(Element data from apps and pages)
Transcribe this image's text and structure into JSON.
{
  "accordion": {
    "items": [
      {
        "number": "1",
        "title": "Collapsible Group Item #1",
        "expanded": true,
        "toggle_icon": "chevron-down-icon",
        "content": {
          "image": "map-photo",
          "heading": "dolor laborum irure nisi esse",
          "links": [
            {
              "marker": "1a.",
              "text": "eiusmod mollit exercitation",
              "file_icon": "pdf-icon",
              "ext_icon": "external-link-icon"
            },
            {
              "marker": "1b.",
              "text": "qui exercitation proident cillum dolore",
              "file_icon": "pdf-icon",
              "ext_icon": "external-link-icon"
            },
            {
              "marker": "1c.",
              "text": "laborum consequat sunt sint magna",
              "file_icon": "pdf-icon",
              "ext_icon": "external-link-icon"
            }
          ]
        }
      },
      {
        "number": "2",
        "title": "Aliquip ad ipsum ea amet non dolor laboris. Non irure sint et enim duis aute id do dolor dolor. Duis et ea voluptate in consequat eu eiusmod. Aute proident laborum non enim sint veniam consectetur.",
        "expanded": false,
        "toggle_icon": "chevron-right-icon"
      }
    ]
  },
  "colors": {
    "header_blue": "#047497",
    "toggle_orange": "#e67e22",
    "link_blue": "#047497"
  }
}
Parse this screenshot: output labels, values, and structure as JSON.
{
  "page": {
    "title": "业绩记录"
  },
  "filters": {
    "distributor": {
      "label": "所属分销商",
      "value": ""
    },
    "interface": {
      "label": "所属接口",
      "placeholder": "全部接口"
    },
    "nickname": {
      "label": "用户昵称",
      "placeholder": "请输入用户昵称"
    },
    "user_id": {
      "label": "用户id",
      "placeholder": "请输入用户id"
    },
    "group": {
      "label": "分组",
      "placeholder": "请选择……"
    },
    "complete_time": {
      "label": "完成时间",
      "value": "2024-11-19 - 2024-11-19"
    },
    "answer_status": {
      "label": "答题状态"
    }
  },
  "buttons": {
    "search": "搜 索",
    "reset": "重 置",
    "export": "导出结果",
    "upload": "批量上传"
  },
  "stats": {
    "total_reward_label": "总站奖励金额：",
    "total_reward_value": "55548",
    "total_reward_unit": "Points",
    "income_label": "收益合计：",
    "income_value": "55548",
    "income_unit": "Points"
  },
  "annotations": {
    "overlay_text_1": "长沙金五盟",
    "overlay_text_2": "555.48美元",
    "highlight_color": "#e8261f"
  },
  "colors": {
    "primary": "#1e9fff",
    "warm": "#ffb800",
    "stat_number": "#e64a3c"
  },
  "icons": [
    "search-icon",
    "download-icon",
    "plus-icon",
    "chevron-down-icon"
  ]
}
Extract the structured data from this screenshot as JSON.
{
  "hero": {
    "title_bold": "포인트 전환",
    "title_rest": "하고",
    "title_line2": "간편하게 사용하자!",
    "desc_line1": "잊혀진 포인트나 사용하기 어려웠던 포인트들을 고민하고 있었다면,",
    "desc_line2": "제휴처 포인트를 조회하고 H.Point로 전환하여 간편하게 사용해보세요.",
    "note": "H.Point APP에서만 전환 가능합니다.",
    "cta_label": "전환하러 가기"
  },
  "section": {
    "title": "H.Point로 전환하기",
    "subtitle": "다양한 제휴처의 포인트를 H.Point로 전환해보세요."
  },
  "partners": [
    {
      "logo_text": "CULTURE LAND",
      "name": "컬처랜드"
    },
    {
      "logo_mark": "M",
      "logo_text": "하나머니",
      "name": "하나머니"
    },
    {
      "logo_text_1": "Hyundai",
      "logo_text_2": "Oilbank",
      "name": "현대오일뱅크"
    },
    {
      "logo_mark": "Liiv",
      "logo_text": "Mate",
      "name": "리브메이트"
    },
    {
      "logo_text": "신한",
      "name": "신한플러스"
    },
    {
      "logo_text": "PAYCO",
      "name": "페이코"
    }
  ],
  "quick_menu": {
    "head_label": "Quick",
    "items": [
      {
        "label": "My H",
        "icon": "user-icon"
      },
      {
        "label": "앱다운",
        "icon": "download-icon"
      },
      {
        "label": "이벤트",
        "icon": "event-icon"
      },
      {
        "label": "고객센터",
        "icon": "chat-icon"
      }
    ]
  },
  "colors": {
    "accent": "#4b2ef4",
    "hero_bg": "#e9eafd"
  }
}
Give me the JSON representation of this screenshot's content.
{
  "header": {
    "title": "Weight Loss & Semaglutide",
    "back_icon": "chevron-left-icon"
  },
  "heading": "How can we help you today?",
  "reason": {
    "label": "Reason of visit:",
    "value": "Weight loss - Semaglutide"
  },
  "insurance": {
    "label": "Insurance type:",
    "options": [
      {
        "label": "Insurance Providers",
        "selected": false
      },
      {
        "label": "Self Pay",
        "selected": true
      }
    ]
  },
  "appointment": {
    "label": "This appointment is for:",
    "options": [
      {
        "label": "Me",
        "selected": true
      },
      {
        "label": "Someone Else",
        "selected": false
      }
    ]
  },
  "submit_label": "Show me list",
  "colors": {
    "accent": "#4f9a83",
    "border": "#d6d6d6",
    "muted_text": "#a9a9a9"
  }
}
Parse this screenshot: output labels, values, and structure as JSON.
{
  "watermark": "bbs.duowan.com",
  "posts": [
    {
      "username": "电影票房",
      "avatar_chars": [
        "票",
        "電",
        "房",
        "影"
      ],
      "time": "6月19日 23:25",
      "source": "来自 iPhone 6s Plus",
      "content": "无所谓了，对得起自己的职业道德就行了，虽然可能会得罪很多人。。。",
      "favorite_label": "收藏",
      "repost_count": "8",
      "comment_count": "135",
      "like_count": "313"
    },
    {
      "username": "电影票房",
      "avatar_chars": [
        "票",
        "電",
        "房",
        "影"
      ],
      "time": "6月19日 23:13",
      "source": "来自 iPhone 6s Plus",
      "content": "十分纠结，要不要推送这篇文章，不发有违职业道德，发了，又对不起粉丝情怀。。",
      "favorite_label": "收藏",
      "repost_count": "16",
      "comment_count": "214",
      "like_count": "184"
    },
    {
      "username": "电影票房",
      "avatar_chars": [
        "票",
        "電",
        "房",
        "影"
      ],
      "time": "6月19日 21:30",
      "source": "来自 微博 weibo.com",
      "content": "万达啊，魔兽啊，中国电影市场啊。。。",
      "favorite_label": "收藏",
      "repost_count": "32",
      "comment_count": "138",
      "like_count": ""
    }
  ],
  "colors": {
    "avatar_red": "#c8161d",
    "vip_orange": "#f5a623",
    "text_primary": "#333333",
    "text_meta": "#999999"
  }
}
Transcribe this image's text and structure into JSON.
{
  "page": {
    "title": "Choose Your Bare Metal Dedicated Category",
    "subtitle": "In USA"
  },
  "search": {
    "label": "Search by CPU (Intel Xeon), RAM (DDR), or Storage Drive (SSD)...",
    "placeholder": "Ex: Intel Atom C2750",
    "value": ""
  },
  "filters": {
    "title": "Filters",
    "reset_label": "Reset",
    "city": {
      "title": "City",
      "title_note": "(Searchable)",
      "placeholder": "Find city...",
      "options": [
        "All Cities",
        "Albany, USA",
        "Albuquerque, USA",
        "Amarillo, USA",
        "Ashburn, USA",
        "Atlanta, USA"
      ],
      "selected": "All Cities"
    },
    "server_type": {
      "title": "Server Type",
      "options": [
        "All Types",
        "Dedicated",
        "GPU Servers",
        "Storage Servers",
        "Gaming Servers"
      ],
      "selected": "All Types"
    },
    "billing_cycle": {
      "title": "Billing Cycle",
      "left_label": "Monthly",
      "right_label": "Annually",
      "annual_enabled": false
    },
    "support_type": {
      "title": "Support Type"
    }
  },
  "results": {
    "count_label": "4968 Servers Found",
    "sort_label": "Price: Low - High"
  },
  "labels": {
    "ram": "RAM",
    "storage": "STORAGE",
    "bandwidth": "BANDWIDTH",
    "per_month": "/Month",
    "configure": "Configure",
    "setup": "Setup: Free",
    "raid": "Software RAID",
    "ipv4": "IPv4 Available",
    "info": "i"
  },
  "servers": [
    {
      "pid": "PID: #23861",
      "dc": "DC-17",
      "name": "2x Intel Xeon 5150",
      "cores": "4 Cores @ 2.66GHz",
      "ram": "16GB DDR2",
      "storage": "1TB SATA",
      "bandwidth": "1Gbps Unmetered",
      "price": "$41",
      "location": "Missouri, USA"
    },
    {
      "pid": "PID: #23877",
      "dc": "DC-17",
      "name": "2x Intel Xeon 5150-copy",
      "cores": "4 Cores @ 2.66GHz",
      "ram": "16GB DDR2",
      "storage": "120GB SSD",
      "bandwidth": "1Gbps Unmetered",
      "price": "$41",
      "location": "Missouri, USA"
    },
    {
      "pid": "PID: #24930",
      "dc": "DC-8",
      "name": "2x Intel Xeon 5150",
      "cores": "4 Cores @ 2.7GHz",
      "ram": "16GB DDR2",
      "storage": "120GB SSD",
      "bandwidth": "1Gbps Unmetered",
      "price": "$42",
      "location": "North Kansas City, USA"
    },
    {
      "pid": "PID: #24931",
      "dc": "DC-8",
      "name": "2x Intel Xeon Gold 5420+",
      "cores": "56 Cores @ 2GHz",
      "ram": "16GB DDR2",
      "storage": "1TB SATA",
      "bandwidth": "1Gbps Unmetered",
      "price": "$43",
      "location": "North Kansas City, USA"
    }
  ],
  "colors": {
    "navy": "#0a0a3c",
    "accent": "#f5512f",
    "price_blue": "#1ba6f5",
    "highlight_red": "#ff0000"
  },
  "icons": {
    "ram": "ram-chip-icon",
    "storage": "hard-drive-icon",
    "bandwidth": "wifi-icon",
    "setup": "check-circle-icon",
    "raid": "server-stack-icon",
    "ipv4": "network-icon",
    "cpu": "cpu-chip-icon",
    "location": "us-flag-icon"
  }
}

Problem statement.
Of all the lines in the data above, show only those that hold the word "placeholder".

Expected output.
      "placeholder": "全部接口"
      "placeholder": "请输入用户昵称"
      "placeholder": "请输入用户id"
      "placeholder": "请选择……"
    "placeholder": "Ex: Intel Atom C2750",
      "placeholder": "Find city...",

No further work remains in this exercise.